The peony plant (Paeoniaceae) is one of the showiest and most prolific bloomers in the perennial border. Valued for its cut flowers, which develop large multi-petal blooms on slender stems, and its deep green foliage, the peony plant spreads by way of its root system. Transplanting a mature peony plant isn't difficult when you cut the large root cluster into smaller segments, each with the potential of producing a hardy new full-size peony plant.
Cut the long peony stems with garden shears, to within an inch of the base in early fall, after the growing season is over and the stems are a bit droopy.
Dig out the established root system, dividing it into smaller portions as you go. A mature peony root system may consist of dozens of tightly crowded root clumps, many with their own stems.
Divide the root system, keeping approximately four roots in each clump. Select clumps that have a few established "eyes." These are the nodules that produce stems. Wash the soil from the clumps and trim away unsightly or withered root sections.
Select a new location with rich, well-drained soil where the plants will receive full sunlight and dig a hole approximately 2 ft. deep and 2 ft. in diameter, filling it with rich topsoil or a soil and organic matter mix.
Position the peony root in the center of the hole, with the crown approximately 2 in. below ground level.

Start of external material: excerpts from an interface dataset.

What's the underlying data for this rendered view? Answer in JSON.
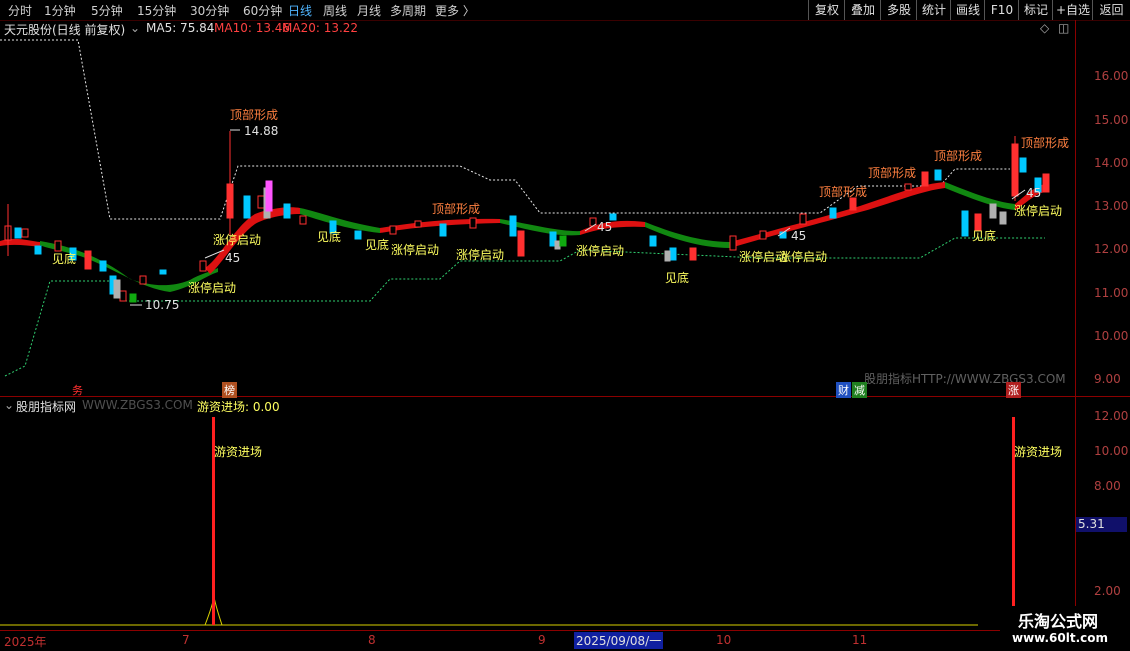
{
  "toolbar": {
    "periods": [
      "分时",
      "1分钟",
      "5分钟",
      "15分钟",
      "30分钟",
      "60分钟",
      "日线",
      "周线",
      "月线",
      "多周期",
      "更多 〉"
    ],
    "active_period": "日线",
    "right_buttons": [
      "复权",
      "叠加",
      "多股",
      "统计",
      "画线",
      "F10",
      "标记",
      "+自选",
      "返回"
    ]
  },
  "main": {
    "title": "天元股份(日线 前复权)",
    "ma5": "MA5: 75.84",
    "ma10": "MA10: 13.46",
    "ma20": "MA20: 13.22",
    "price_ticks": [
      "16.00",
      "15.00",
      "14.00",
      "13.00",
      "12.00",
      "11.00",
      "10.00",
      "9.00"
    ],
    "labels": {
      "top1": "顶部形成",
      "top2": "顶部形成",
      "top3": "顶部形成",
      "top4": "顶部形成",
      "top5": "顶部形成",
      "top6": "顶部形成",
      "bottom1": "见底",
      "bottom2": "见底",
      "bottom3": "见底",
      "bottom4": "见底",
      "bottom5": "见底",
      "zt1": "涨停启动",
      "zt2": "涨停启动",
      "zt3": "涨停启动",
      "zt4": "涨停启动",
      "zt5": "涨停启动",
      "zt6": "涨停启动",
      "zt7": "涨停启动",
      "zt8": "涨停启动",
      "n45a": "45",
      "n45b": "45",
      "n45c": "45",
      "n45d": "45",
      "high": "14.88",
      "low": "10.75",
      "watermark": "股朋指标HTTP://WWW.ZBGS3.COM"
    },
    "badges": {
      "b1": "务",
      "b2": "榜",
      "b3": "财",
      "b4": "减",
      "b5": "涨"
    }
  },
  "sub": {
    "title": "股朋指标网",
    "watermark": "WWW.ZBGS3.COM -",
    "value": "游资进场: 0.00",
    "ticks": [
      "12.00",
      "10.00",
      "8.00",
      "6.00",
      "4.00",
      "2.00"
    ],
    "marker_value": "5.31",
    "label1": "游资进场",
    "label2": "游资进场"
  },
  "dates": {
    "year": "2025年",
    "m7": "7",
    "m8": "8",
    "m9": "9",
    "cursor": "2025/09/08/一",
    "m10": "10",
    "m11": "11"
  },
  "logo": {
    "line1": "乐淘公式网",
    "line2": "www.60lt.com"
  },
  "colors": {
    "up": "#ff3030",
    "down": "#00d0ff",
    "ma_band_up": "#ee1111",
    "ma_band_down": "#119911",
    "axis": "#8b0000"
  }
}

The eyes, or nodules, should be at the top. Fill around the roots and cover with lightly packed soil.
Water the new transplants as often as needed to keep the soil moist but not soggy. The peony plant will send out tiny roots very soon, establishing the plant in its new location before winter.